“Instead of looking out for victims or possible victims or protecting our society, we’re protecting doctors,” Rep. Kimberly Williams, a Democrat and member of the Delaware General Assembly who sponsored a patient-protection bill last year, told the Journal-Constitution. You can find a map and rating for each state on the newspaper’s website.

In its examination, the newspaper looked at state laws that speak to factors such as the duty to report doctors suspected of misconduct, the power to revoke licenses, who serves on the medical licensing board, and transparency of information on doctors. State medical boards make it surprisingly easy for doctors accused—or even convicted—of sexually abusing their patients to keep practicing, the newspaper previously reported.

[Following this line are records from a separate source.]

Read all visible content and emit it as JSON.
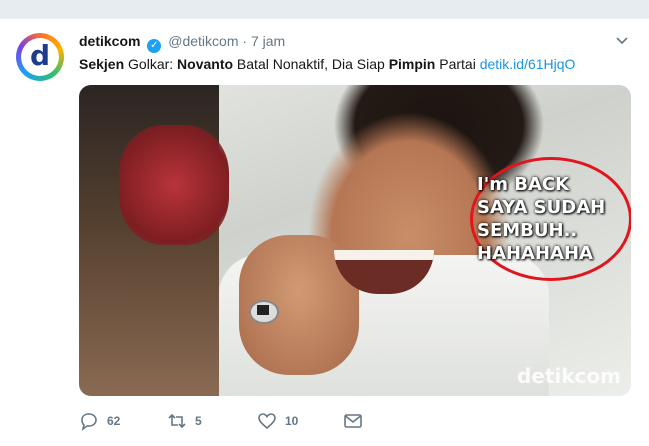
{
  "tweet": {
    "display_name": "detikcom",
    "handle": "@detikcom",
    "separator": "·",
    "time": "7 jam",
    "avatar_letter": "d",
    "text": {
      "part1": "Sekjen",
      "part2": " Golkar: ",
      "part3": "Novanto",
      "part4": " Batal Nonaktif, Dia Siap ",
      "part5": "Pimpin",
      "part6": " Partai ",
      "link": "detik.id/61HjqO"
    },
    "image": {
      "caption_lines": [
        "I'm BACK",
        "SAYA SUDAH",
        "SEMBUH..",
        "HAHAHAHA"
      ],
      "watermark": "detikcom"
    },
    "actions": {
      "replies": "62",
      "retweets": "5",
      "likes": "10"
    }
  },
  "colors": {
    "link": "#1b95e0",
    "verified": "#1da1f2",
    "circle": "#e0161e"
  }
}
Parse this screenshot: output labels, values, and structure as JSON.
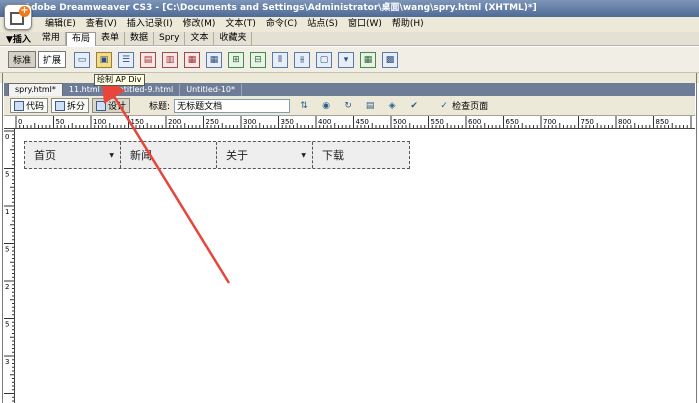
{
  "app": {
    "title": "Adobe Dreamweaver CS3 - [C:\\Documents and Settings\\Administrator\\桌面\\wang\\spry.html (XHTML)*]"
  },
  "menubar": {
    "items": [
      "编辑(E)",
      "查看(V)",
      "插入记录(I)",
      "修改(M)",
      "文本(T)",
      "命令(C)",
      "站点(S)",
      "窗口(W)",
      "帮助(H)"
    ]
  },
  "insertbar": {
    "heading": "▼插入",
    "tabs": [
      "常用",
      "布局",
      "表单",
      "数据",
      "Spry",
      "文本",
      "收藏夹"
    ],
    "active_tab": "布局"
  },
  "layout_toolbar": {
    "mode_buttons": [
      "标准",
      "扩展"
    ],
    "tooltip": "绘制 AP Div"
  },
  "document": {
    "tabs": [
      "spry.html*",
      "11.html",
      "Untitled-9.html",
      "Untitled-10*"
    ],
    "active_tab": "spry.html*",
    "view_buttons": [
      "代码",
      "拆分",
      "设计"
    ],
    "title_label": "标题:",
    "title_value": "无标题文档",
    "check_page_label": "检查页面"
  },
  "ruler": {
    "h_labels": [
      "0",
      "50",
      "100",
      "150",
      "200",
      "250",
      "300",
      "350",
      "400",
      "450",
      "500",
      "550",
      "600",
      "650",
      "700",
      "750",
      "800",
      "850"
    ],
    "v_labels": [
      "0",
      "5",
      "1",
      "5",
      "2",
      "5",
      "3"
    ]
  },
  "spry_menu": {
    "items": [
      {
        "label": "首页",
        "has_submenu": true
      },
      {
        "label": "新闻",
        "has_submenu": false
      },
      {
        "label": "关于",
        "has_submenu": true
      },
      {
        "label": "下载",
        "has_submenu": false
      }
    ]
  },
  "colors": {
    "annotation_arrow": "#e8453c",
    "titlebar": "#5a76a2",
    "doc_tabs": "#6d7d98"
  }
}
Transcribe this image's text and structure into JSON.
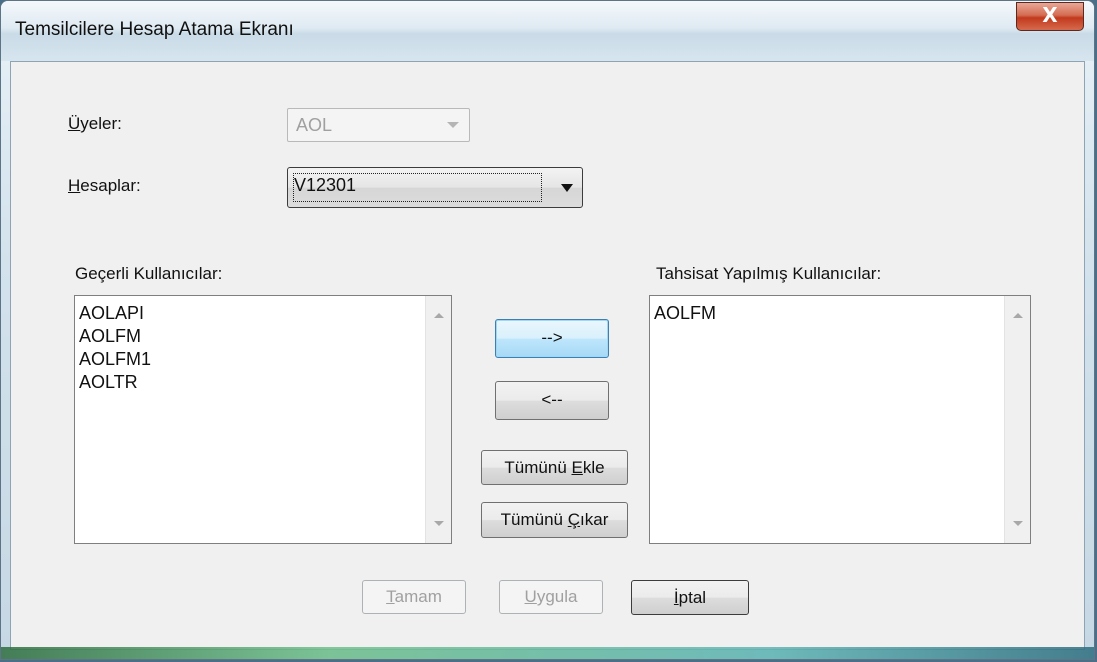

When it comes to protecting patients, Delaware ranked highest with a score of 91 out of a possible 100. On the opposite end of the spectrum, Arkansas, Hawaii, Idaho, Louisiana, Mississippi, Oklahoma, South Dakota, Utah and Wyoming scored below 50.

The shortcomings in the laws explain how a Georgia doctor, described by a prosecutor as “the pimp with a prescription pad,” regained his medical license after serving time in a federal prison for exchanging prescription drugs for sexual favors from patients. The doctor had more than 400 sexually explicit photos of female patients and other women in his office, according to the newspaper.